On November 5, 2015, a tailings dam breach occurred at the Samarco mine, jointly owned by Vale and BHP.

The contents of the Fundao dam flooded nearby villages, killing 19 people and leaving hundreds homeless.

The initial story about the Samarco tragedy also happened to be MNN's most-read story of the decade.

A teary BHP CEO Andrew Mackenzie said his tour of the disaster zone was heartbreaking.

An independent report released in 2016 revealed design deficiencies and structural defects led to the failure of the dam.

The legal, criminal, financial and environmental ramifications continue for the two companies, with the pair settling a New York lawsuit for $50 million last year.

Earlier this year, BHP has been served with a $5 billion class action lawsuit over the collapse, the biggest legal claim in UK history.

The disaster prompted global miners to review their own tailings dams and in late 2016, the International Council on Mining and Metals announced a new agreement to improve the management of tailings dams.

The news of another Brazilian tailings disaster at a Vale mine in January was met with disbelief.

On January 26, the dam at Vale's Feijão iron ore mine in Brumadinho, Minas Gerais, failed.

An estimated 270 people were killed or are still missing.

IndustriALL described it as a crime and said Vale had failed to learn from the past.

Vale has suspended multiple mines this year due to safety concerns.

An internal report by the company, released last week, pointed to heavy seasonal rain, poor drainage and a brittle wall structure as key factors in the catastrophic Brumadinho tailings dam failure almost a year ago.

The disaster has been another setback for miners' standing in the broader community.

"After the Brumadinho tailings dam failure, a trust gap opened up. We're trying to close the gap and foster safer management," ICMM CEO Tom Butler said last month.

The electric vehicle revolution

The latter part of the decade has seen the rise of battery metals as the world looks at ways to reduce emissions.

The first mention of the ‘electric vehicle revolution' in MNN's archives was a quote from entrepreneur Robert Friedland in early 2016 when he was spruiking his South African platinum project.

The term would come to be well-used over the following years.

The excitement around EVs and lithium-ion batteries culminated in a rush of juniors clamouring to get in on the trendiest metals.

The theme was validated by the majors, which started talking up the metals that were used to make lithium-ion batteries.

Elon Musk's US car company Tesla helped draw mainstream investor attention to the cause.

Graphite was all the rage early on, but 2016 was all about lithium, with flurries of activity in cobalt, vanadium, rare earths and nickel following in the next few years.

At least 60 Australian juniors pivoted to lithium in 2016, with a few genuine contenders emerging.

Pilbara Minerals boss Ken Brinsden likened lithium to iron ore in the previous decade, with China catching on first and the rest of the world taking a while to catch up.

The rush to secure supply from reputable sources has seen carmakers invest directly in miners.

In cobalt, customers have been looking to source production from outside the Democratic Republic of Congo, where child labour is prevalent.

This year has been tough for the lithium sector, with Mt Marion being about the only Western Australian lithium mine to not be closed or curtailed due to spodumene oversupply and weak prices.

A delay in Chinese conversion capacity coming on and an end to EV subsidies has led some to question the EV revolution.

At the recent LME Week in London, participants noted the drop in EV sales, but disagreed the EV revolution was being overhyped.

"Are we getting a little bit overexcited?
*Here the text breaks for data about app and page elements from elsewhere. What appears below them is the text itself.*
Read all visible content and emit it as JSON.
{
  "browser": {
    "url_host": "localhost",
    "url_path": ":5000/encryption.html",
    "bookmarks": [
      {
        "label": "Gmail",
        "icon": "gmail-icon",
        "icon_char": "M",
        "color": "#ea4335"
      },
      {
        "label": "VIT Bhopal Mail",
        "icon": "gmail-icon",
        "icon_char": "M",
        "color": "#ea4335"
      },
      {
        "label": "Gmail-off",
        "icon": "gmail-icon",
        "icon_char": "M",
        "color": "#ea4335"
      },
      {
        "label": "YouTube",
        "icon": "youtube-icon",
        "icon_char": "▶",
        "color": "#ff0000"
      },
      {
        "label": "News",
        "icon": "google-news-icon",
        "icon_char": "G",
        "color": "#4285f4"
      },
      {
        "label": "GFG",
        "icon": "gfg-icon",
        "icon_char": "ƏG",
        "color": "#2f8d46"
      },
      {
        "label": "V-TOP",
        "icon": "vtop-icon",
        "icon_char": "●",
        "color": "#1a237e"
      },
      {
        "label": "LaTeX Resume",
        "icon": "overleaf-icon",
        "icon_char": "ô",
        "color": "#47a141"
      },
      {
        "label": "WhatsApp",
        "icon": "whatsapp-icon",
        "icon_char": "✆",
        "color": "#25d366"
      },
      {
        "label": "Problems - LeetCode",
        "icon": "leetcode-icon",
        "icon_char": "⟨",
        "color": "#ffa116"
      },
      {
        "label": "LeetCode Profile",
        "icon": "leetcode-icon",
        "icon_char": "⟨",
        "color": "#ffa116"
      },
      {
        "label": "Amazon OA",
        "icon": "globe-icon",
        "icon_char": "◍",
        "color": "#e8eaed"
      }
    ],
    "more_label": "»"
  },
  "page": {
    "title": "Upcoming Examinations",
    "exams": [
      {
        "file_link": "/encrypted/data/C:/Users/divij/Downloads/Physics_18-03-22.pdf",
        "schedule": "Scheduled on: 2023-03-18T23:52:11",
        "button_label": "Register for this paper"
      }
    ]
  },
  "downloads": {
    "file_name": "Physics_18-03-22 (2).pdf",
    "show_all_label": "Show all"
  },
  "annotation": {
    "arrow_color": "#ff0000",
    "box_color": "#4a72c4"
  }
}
I don't think so - in our view … this is structural, it's happening, the investments are taking place and consumers are willing to buy into it. So to me it's more of a trend than hype," Pala Investments vice president Jessica Fung said.

That particular panel forecast 2025 EV penetration rates of 10-15% by 2025.

Brinsden last month admitted the current market malaise could be "reasonably lengthy".

The new decade will see the market rebound at some point as no one is arguing the validity of the EV revolution, but the timing remains unclear.

Did we miss anything? What do you think the key themes of the 2020s will be? You can let us know here.